Published on March 30th, 2017 | by Guest0
Domain Hacks: All You Need To Know About Them
With most of the good, short and catchy domain names being unavailable in the market, it has become difficult to find good domain names for new websites. Back in the day, before generic Top Level Domains (gTLD) came out, most .com extensions were already taken.
Today, however, with more TLDs available, you can tweak your idea to create an interesting new domain name, even if a traditional ‘.com’ domain name has been taken, . This is called a domain hack. They also become a cheaper alternatives to buying an expensive domain name just for the sake of the branded effect.
Domain hacks have their own perks, but also have some cons. Read on to know all about them.
What Does A Domain Hack Do?
With a domain hack, the idea is to break up a particular domain name to form a new domain name entirely. For example, if you want a website called whatsmyname.com, but it’s already taken, you could change it to whatsmyna.me, with a .me extension.
An extension belonging to a geographically specific region is called Country Code TLD (ccTLD). Most webmasters employ ccTLDs to create interesting domain hacks.
Why Domain Hacks?
Here are some instances when domain hacks can be useful.
Scarcity Of .com TLDs: As mentioned before, the .com extension for the name you want for your website might be unavailable to use. And even if they are available, they’re likely to be expensive. Domain hacks, on the other hand, can work out far cheaper.
Branding: Domain hacks make your website stand out from the crowd and give it a touch of modernity. Domain hacks also excite early adopters and can increase the curiosity of new users, encouraging them to sign up.
Shorter URL: This is generally for bigger brands where they can use shorter URLs to promote their brand on social media websites. For example, Google uses ‘goo.gl‘, a domain they use for their online URL shortening tool.
Google’s URL Shorterning Tool Online Is Aptly Called Goo.gl
Are Domain Hacks Useful?
The usefulness of domain hacks is questionable- it’s a lot like street art. They don’t have any particular significance, but are creative and exciting concepts to behold. Other than these pros, there can be some downsides to domain hacks too.
Not For Primary Domain Names: As domain hacks are not very popular the industry, they aren’t as much recognised. In case your website is whatsmyna.me, there are chances that your customer reflexively types in whatsmyname.com, because of sheer habit.
ccTLDs Are Treated Differently: Google considers only some of these extensions to be truly international because most of them cannot be geo-targeted to a specific location.
Government Regulations: Some foreign governments hold the right to shut certain domains down in case they violate some of their laws, without leaving any alternatives for you as a webmaster. It might be rare, but these possibilities do exist.
Less Clarity: Since the .com extensions are common, using them in spoken language is also a lot easier compared to a shortened URL. Consider chr.is- it is simpler to say chris.com over the phone compared to c-h-r-dot-i-s.
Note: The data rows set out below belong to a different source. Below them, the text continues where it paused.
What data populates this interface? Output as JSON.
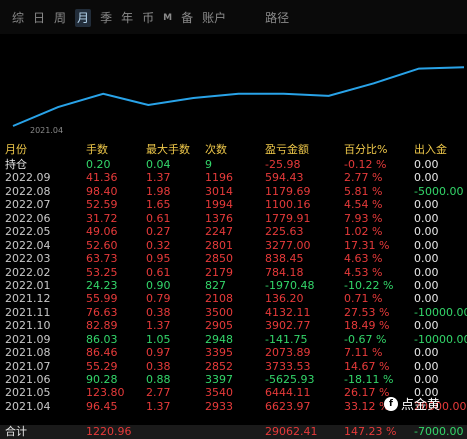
{
  "tabs": [
    {
      "label": "综"
    },
    {
      "label": "日"
    },
    {
      "label": "周"
    },
    {
      "label": "月",
      "active": true
    },
    {
      "label": "季"
    },
    {
      "label": "年"
    },
    {
      "label": "币"
    },
    {
      "label": "M",
      "small": true
    },
    {
      "label": "备"
    },
    {
      "label": "账户"
    }
  ],
  "path_label": "路径",
  "chart": {
    "line_color": "#29a3e8",
    "x_start_label": "2021.04",
    "points": [
      0,
      0.27,
      0.46,
      0.3,
      0.4,
      0.46,
      0.46,
      0.43,
      0.61,
      0.82,
      0.84
    ]
  },
  "header": [
    "月份",
    "手数",
    "最大手数",
    "次数",
    "盈亏金额",
    "百分比%",
    "出入金"
  ],
  "position": {
    "label": "持仓",
    "lots": "0.20",
    "max": "0.04",
    "count": "9",
    "pnl": "-25.98",
    "pct": "-0.12 %",
    "flow": "0.00"
  },
  "rows": [
    {
      "m": "2022.09",
      "lots": "41.36",
      "max": "1.37",
      "count": "1196",
      "pnl": "594.43",
      "pct": "2.77 %",
      "flow": "0.00",
      "dir": "up"
    },
    {
      "m": "2022.08",
      "lots": "98.40",
      "max": "1.98",
      "count": "3014",
      "pnl": "1179.69",
      "pct": "5.81 %",
      "flow": "-5000.00",
      "dir": "up",
      "fdir": "down"
    },
    {
      "m": "2022.07",
      "lots": "52.59",
      "max": "1.65",
      "count": "1994",
      "pnl": "1100.16",
      "pct": "4.54 %",
      "flow": "0.00",
      "dir": "up"
    },
    {
      "m": "2022.06",
      "lots": "31.72",
      "max": "0.61",
      "count": "1376",
      "pnl": "1779.91",
      "pct": "7.93 %",
      "flow": "0.00",
      "dir": "up"
    },
    {
      "m": "2022.05",
      "lots": "49.06",
      "max": "0.27",
      "count": "2247",
      "pnl": "225.63",
      "pct": "1.02 %",
      "flow": "0.00",
      "dir": "up"
    },
    {
      "m": "2022.04",
      "lots": "52.60",
      "max": "0.32",
      "count": "2801",
      "pnl": "3277.00",
      "pct": "17.31 %",
      "flow": "0.00",
      "dir": "up"
    },
    {
      "m": "2022.03",
      "lots": "63.73",
      "max": "0.95",
      "count": "2850",
      "pnl": "838.45",
      "pct": "4.63 %",
      "flow": "0.00",
      "dir": "up"
    },
    {
      "m": "2022.02",
      "lots": "53.25",
      "max": "0.61",
      "count": "2179",
      "pnl": "784.18",
      "pct": "4.53 %",
      "flow": "0.00",
      "dir": "up"
    },
    {
      "m": "2022.01",
      "lots": "24.23",
      "max": "0.90",
      "count": "827",
      "pnl": "-1970.48",
      "pct": "-10.22 %",
      "flow": "0.00",
      "dir": "down"
    },
    {
      "m": "2021.12",
      "lots": "55.99",
      "max": "0.79",
      "count": "2108",
      "pnl": "136.20",
      "pct": "0.71 %",
      "flow": "0.00",
      "dir": "up"
    },
    {
      "m": "2021.11",
      "lots": "76.63",
      "max": "0.38",
      "count": "3500",
      "pnl": "4132.11",
      "pct": "27.53 %",
      "flow": "-10000.00",
      "dir": "up",
      "fdir": "down"
    },
    {
      "m": "2021.10",
      "lots": "82.89",
      "max": "1.37",
      "count": "2905",
      "pnl": "3902.77",
      "pct": "18.49 %",
      "flow": "0.00",
      "dir": "up"
    },
    {
      "m": "2021.09",
      "lots": "86.03",
      "max": "1.05",
      "count": "2948",
      "pnl": "-141.75",
      "pct": "-0.67 %",
      "flow": "-10000.00",
      "dir": "down",
      "fdir": "down"
    },
    {
      "m": "2021.08",
      "lots": "86.46",
      "max": "0.97",
      "count": "3395",
      "pnl": "2073.89",
      "pct": "7.11 %",
      "flow": "0.00",
      "dir": "up"
    },
    {
      "m": "2021.07",
      "lots": "55.29",
      "max": "0.38",
      "count": "2852",
      "pnl": "3733.53",
      "pct": "14.67 %",
      "flow": "0.00",
      "dir": "up"
    },
    {
      "m": "2021.06",
      "lots": "90.28",
      "max": "0.88",
      "count": "3397",
      "pnl": "-5625.93",
      "pct": "-18.11 %",
      "flow": "0.00",
      "dir": "down"
    },
    {
      "m": "2021.05",
      "lots": "123.80",
      "max": "2.77",
      "count": "3540",
      "pnl": "6444.11",
      "pct": "26.17 %",
      "flow": "0.00",
      "dir": "up"
    },
    {
      "m": "2021.04",
      "lots": "96.45",
      "max": "1.37",
      "count": "2933",
      "pnl": "6623.97",
      "pct": "33.12 %",
      "flow": "20000.00",
      "dir": "up",
      "fdir": "up"
    }
  ],
  "total": {
    "label": "合计",
    "lots": "1220.96",
    "pnl": "29062.41",
    "pct": "147.23 %",
    "flow": "-7000.00"
  },
  "watermark": {
    "icon": "f",
    "text": "点金黄"
  }
}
Not Always Cheap: Some domain hacks can be quite heavy on the pockets. The .tt (Trinidad and Tobago) extension costs $600 per three years for foreigners. The .na (Namibia) extension costs are a whopping $7000 a year for foreigners. These tend to depend on the country and can be avoided using a domain hack search tool.
Complex Buying And Renewal Procedures: Some country codes require a fax to be sent for every renewal term. While most domain names can be purchased with a PayPal payment, some of them still use archaic methods. To buy a domain name from Bahamas (.bs) you need to make a wire transfer or hand over the payment in person.
Having said this, it is still true that domain hacks are going beyond these limitations and are becoming popular. Some of them are .us (United States), .co (Columbia), .ly (Libya), .tv (Tuvalu), and .io (Indian Ocean Territory).
A lot more of the gTLDs (Generic TLDs) are going to be launched. You can also have your own TLD if you have $185,000 lying around.
Imagine a TLD with your name!
With domain hacks becoming more and more popular on an unprecedented scale, it is almost narrow-minded to think that .com will always retain its position in the hall of fame.
Domain hacks offer an interesting branding alternative for your website. But it is also important to make sure that you know about all the risks they carry before using them. Also, remember that .com will continue to hold the throne for quite some more time in the future.
Since people tend to prefer ‘.com’ TLDs, most domain name generators show results with ‘.com’ extensions first. ‘.com’ TLDs can be substantial for e-commerce stores. Generators within a software solution such as the Business Name Generator on Shopify prioritises ‘.com’ TLDs because it’s natural for an e-commerce venture to be a company.